Way back in the 18th Century when India was neither a country nor a legal State, there came a law canon by Her Majesty, Queen Victoria to safeguard, through punitive regulatory provisions, aimed at regulating transit facilities to non- hill people into the hills and the entire North Eastern Region through the Government of India Act, 1870, viz., The Bengal Eastern Frontier Regulation, 1873. The Law bequeathed judicial powers on the districts authority of Kamrup, Darrang, Nowgong, Sibsagar, Lakhimpur (Garo Hills), Khasi and Jaintia Hills, Naga Hills and Cachar to frame restrictive prohibitions for the entry of only Indian Citizens or passing through such districts from going beyond such line without a pass under the hand and seal of the District Officer/officers.
Today, Inner Line Permit is used by the non-Nagas travelling to Nagaland beyond Dimapur. Inner Line Permit is an official travel document issued by the government of India to allow inward travel of an Indian citizen into a protected/restricted area for a limited period. The applicant submits the ILP form which is processed by the Deputy Commissioner (DC) Office. However, a concern regarding the ILP is on the question of why the ILP is required only beyond Dimapur? Is Dimapur not a part of the so called inhabited area of the Nagas? We have already come to a dead lock with this so called system of ILP given to the preserved states. Presently, some states like Assam, Meghalaya and Manipur are seeking and there is an ongoing demand for the introduction of ILP in Assam, Meghalaya, and Manipur to regulate the entry of outsiders into the state. But as Naga people are we losing the importance of protecting the indigenous hill people by not maintaining the ILP system strictly? In fact, implementing ILP system rigorously will not only solve the problem of illegal immigrants but also other problems that are created by the illegal immigrants which is a serious issue to be addressed. With this in mind we can overcome and safeguard the continuous flow of illegal immigrants by taking steps like implementing the ILP stringently so as to preserve our culture and protect the indigenous tribes of Nagaland.

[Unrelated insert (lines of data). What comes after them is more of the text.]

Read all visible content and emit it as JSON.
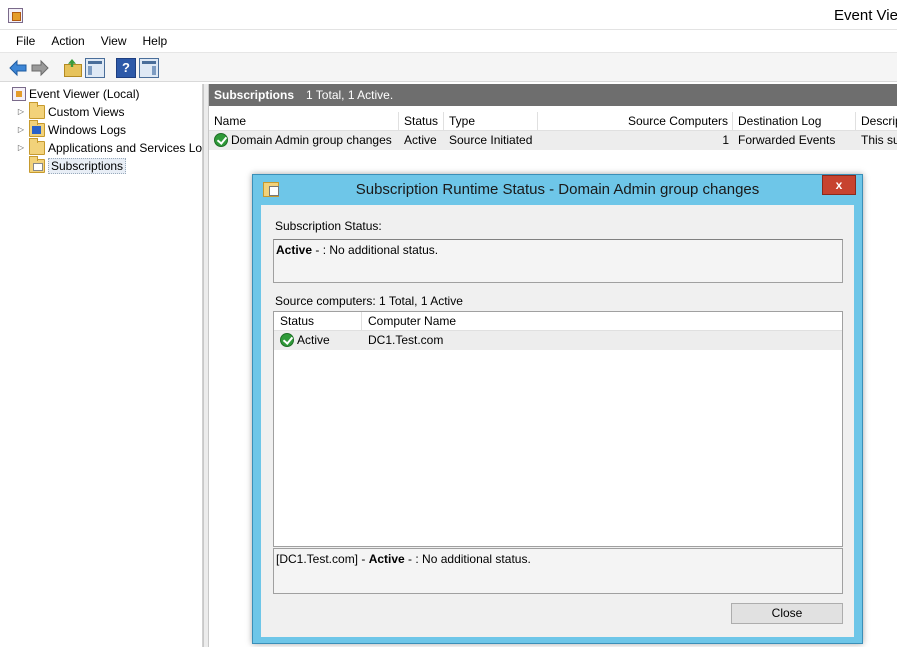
{
  "window": {
    "title": "Event Viewer"
  },
  "menu": [
    "File",
    "Action",
    "View",
    "Help"
  ],
  "toolbar": {
    "help_glyph": "?"
  },
  "tree": {
    "root": "Event Viewer (Local)",
    "items": [
      "Custom Views",
      "Windows Logs",
      "Applications and Services Lo",
      "Subscriptions"
    ]
  },
  "right": {
    "header_title": "Subscriptions",
    "header_summary": "1 Total, 1 Active.",
    "columns": [
      "Name",
      "Status",
      "Type",
      "Source Computers",
      "Destination Log",
      "Descrip"
    ],
    "rows": [
      {
        "name": "Domain Admin group changes",
        "status": "Active",
        "type": "Source Initiated",
        "source_computers": "1",
        "destination_log": "Forwarded Events",
        "description": "This su"
      }
    ]
  },
  "dialog": {
    "title": "Subscription Runtime Status - Domain Admin group changes",
    "close_glyph": "x",
    "status_label": "Subscription Status:",
    "status_bold": "Active",
    "status_rest": " - : No additional status.",
    "source_label": "Source computers: 1 Total, 1 Active",
    "grid_columns": [
      "Status",
      "Computer Name"
    ],
    "grid_rows": [
      {
        "status": "Active",
        "computer": "DC1.Test.com"
      }
    ],
    "detail_prefix": "[DC1.Test.com] - ",
    "detail_bold": "Active",
    "detail_rest": " - : No additional status.",
    "close_button": "Close"
  }
}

Degree of Thought is a weekly community column initiated by Tetso College in partnership with The Morung Express. Degree of Thought will delve into the social, cultural, political and educational issues around us. The views expressed here do not reflect the opinion of the institution. Tetso College is a NAAC Accredited UGC recognised Commerce and Arts College. The editors are Dr Hewasa Lorin, Tatongkala Pongen, Seyiesilie Vupru, Vikono Krose and Kvulo Lorin. Portrait photographer: Rhilo Mero. For feedback or comments please email:firstname.lastname@example.org.